Google is unveiling new analtyics for to give retailers insight on the most searched styles.

Last fall, Brafton reported that Google had unveiled a visual and social ecommerce site – Though we haven't heard much about the site since its launch, Google claims has developed a strong user base, and now the company has announced it will help partners use social data culled on the site to better understand the retail market. gives users the chance to “love” or “hate” products, and Google says it has gained a “unique, aggregate view” of the latest fashion trends based on users' feedback. This will give partners insight on shoppers' opinions, so they have a better understanding of which of their products are searched and well-received.

“Today, we're unveiling Designer Analytics, a tool that enables our design partners to benefit from this collective knowledge,” the company says.

Retail marketers might also be interested to learn that Google will be launching a Trend Analytics page for all users to keep ahead of the most popular items on the page. This page will offer data from both and Google search trends to offer consumers insight on the most popular styles and colors for the season. Brands that collect a lot of social recommendations may benefit from having their products featured on this page.

This is just one of the many indicators that Google is moving into a more social space. Recently, Brafton reported that the company is now offering Hotpot in general search so users can get socially recommended business results.

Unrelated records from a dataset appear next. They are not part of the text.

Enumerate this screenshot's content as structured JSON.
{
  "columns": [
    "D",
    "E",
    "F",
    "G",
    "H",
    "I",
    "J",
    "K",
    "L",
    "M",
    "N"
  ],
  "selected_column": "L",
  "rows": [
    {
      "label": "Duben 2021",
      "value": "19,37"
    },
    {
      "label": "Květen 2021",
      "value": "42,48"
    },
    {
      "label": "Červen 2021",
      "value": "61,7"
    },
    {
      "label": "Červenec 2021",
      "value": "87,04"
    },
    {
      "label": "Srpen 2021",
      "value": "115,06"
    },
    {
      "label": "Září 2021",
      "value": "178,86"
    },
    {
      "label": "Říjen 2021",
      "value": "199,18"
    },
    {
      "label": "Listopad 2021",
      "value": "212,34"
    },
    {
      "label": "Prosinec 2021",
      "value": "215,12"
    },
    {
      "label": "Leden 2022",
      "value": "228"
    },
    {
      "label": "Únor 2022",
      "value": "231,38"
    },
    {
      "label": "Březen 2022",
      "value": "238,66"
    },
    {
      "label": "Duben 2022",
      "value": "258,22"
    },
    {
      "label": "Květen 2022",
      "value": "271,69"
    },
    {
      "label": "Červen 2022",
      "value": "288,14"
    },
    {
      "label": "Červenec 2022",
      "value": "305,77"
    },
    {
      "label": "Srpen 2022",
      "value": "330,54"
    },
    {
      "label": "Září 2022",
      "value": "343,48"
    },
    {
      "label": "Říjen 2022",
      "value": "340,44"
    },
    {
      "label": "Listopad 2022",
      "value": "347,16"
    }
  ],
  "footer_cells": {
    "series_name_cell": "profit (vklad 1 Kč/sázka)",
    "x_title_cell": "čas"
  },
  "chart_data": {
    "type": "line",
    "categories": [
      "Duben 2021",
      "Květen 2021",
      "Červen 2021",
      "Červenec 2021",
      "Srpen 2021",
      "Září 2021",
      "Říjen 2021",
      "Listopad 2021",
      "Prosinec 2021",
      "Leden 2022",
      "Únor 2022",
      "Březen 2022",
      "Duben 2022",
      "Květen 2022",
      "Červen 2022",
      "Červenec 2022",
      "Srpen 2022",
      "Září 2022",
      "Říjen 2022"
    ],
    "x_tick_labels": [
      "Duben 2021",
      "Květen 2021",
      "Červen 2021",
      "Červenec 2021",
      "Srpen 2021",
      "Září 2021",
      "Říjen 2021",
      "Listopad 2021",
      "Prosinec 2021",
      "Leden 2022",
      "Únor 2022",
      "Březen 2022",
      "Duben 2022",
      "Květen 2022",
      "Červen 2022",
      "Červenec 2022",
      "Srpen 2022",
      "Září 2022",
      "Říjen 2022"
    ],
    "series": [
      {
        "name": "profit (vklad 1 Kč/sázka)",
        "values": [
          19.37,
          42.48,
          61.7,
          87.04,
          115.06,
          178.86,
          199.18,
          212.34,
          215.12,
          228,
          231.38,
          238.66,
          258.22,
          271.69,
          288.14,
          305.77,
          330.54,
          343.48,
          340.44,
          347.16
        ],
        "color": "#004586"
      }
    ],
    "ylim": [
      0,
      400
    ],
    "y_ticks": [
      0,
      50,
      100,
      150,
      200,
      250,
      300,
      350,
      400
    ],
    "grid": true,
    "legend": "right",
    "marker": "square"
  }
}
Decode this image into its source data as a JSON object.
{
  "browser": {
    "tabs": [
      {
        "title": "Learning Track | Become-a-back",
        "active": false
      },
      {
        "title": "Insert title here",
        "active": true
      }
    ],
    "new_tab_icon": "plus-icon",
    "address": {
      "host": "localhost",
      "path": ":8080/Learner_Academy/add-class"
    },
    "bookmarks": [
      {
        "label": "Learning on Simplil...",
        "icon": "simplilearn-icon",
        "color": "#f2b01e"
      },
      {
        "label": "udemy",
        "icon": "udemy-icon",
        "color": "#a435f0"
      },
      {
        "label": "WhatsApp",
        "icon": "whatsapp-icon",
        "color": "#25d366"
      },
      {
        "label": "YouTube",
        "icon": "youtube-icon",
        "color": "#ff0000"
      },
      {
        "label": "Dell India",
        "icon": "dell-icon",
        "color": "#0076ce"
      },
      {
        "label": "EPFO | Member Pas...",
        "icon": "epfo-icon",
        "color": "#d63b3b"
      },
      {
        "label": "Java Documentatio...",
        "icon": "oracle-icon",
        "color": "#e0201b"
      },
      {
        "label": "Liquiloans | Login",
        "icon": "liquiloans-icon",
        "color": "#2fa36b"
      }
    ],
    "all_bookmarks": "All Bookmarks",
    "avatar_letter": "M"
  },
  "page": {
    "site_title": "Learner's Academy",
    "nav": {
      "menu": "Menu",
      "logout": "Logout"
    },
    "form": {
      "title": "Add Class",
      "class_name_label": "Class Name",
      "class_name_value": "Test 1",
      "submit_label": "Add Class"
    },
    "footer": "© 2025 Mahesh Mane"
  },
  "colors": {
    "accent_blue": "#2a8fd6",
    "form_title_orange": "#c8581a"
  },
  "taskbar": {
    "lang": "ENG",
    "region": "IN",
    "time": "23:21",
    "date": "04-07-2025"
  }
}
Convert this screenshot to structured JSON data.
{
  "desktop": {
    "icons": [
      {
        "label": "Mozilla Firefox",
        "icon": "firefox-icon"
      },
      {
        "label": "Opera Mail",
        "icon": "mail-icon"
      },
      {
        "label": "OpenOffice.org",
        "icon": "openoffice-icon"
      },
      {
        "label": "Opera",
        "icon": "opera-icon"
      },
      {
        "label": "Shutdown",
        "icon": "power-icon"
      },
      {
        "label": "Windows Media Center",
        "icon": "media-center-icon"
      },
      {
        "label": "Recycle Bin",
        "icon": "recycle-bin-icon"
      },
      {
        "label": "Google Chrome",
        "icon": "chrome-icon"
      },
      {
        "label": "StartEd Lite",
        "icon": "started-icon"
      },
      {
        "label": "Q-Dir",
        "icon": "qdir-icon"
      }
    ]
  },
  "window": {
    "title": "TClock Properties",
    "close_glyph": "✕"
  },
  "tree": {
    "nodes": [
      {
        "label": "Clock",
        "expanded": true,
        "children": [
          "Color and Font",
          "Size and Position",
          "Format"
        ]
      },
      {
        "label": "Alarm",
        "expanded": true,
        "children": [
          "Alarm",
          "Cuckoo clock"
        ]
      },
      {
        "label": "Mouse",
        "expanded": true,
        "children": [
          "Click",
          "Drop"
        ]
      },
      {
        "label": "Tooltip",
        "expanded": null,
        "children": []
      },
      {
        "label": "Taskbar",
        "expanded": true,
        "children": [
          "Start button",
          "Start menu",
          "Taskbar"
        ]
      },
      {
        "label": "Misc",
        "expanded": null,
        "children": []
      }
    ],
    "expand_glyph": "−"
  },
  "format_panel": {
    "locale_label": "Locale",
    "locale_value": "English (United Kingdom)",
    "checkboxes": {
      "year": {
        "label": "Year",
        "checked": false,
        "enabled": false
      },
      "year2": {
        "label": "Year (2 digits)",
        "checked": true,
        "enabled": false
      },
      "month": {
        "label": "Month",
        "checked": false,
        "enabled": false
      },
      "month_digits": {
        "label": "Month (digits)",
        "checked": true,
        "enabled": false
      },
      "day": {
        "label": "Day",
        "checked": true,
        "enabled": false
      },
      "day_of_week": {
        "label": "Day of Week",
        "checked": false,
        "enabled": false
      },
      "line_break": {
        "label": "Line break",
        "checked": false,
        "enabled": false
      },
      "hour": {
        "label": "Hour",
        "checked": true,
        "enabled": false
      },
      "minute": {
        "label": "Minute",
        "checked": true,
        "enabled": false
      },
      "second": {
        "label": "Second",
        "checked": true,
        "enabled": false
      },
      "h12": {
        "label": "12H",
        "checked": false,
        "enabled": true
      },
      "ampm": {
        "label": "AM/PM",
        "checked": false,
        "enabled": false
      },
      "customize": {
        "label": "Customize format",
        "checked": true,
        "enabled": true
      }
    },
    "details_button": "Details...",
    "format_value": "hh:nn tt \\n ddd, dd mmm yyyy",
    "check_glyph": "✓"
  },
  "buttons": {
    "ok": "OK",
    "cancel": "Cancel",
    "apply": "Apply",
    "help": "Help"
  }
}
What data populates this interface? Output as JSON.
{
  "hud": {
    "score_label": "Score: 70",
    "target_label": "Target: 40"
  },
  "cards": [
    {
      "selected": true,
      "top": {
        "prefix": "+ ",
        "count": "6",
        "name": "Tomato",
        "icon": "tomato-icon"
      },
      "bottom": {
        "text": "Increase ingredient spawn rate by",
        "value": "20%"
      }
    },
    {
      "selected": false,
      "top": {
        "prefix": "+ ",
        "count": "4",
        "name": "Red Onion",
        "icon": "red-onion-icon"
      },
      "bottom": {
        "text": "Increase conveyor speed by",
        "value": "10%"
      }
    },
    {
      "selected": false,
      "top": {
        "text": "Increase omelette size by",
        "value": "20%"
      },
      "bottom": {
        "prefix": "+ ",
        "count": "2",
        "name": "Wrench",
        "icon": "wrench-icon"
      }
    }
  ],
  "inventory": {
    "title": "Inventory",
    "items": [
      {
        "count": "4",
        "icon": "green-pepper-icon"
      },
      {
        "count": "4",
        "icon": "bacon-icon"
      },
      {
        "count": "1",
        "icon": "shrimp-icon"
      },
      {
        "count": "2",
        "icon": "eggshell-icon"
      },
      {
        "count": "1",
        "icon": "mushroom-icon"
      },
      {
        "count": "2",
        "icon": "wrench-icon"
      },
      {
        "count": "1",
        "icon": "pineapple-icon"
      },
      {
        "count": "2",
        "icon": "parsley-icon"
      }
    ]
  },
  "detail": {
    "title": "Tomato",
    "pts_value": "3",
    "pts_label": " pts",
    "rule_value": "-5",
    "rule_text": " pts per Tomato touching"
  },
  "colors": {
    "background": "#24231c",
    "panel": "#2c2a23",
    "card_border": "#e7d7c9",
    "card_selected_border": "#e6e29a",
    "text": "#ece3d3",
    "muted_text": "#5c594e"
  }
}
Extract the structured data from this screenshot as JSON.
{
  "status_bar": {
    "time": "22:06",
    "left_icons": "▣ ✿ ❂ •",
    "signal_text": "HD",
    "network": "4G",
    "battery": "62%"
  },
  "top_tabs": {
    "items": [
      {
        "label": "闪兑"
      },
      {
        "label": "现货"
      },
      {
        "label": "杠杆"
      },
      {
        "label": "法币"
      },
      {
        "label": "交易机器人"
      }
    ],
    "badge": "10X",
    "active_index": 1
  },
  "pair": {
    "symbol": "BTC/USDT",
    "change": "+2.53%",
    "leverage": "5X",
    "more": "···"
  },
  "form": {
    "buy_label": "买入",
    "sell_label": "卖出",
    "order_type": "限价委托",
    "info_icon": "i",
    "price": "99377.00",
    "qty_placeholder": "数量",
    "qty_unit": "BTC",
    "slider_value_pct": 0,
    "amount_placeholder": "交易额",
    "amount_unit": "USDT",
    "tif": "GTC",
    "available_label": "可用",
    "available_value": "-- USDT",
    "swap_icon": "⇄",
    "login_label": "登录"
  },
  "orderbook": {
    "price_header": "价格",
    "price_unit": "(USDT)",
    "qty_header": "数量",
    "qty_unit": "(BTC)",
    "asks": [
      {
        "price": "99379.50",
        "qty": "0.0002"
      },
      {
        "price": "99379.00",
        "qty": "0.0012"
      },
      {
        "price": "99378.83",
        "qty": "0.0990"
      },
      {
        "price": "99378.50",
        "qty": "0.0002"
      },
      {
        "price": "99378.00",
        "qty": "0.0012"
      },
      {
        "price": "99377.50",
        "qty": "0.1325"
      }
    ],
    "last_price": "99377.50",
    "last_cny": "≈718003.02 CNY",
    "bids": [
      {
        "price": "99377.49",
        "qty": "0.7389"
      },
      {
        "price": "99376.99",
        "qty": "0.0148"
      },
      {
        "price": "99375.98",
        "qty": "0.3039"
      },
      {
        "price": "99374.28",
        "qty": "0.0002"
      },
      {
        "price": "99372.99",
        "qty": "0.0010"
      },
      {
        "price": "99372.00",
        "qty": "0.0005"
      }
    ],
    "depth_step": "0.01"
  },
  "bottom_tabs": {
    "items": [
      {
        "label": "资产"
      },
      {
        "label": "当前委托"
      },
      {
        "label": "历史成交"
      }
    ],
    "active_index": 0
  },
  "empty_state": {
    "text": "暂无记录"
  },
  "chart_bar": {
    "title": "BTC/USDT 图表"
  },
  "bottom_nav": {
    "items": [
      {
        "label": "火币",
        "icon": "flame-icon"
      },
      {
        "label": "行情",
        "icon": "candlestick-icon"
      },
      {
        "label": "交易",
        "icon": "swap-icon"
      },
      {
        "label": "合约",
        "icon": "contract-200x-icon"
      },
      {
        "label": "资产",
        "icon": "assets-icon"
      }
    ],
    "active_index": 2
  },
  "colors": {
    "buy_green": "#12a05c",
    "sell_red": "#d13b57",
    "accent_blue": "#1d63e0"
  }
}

Brands should consider the value of claiming Places pages or posting products on in order to refer social users to their sites. Brafton covered a study showing that consumers' reliance on search engines to find websites is declining and optimized content must be delivered through myriad online channels in order to make brands discoverable on the web.

Katherine Griwert is Brafton's Marketing Director. She's practiced content marketing, SEO and social marketing for over five years, and her enthusiasm for new media has even deeper roots. Katherine holds a degree in American Studies from Boston College, and her writing is featured in a number of web publications.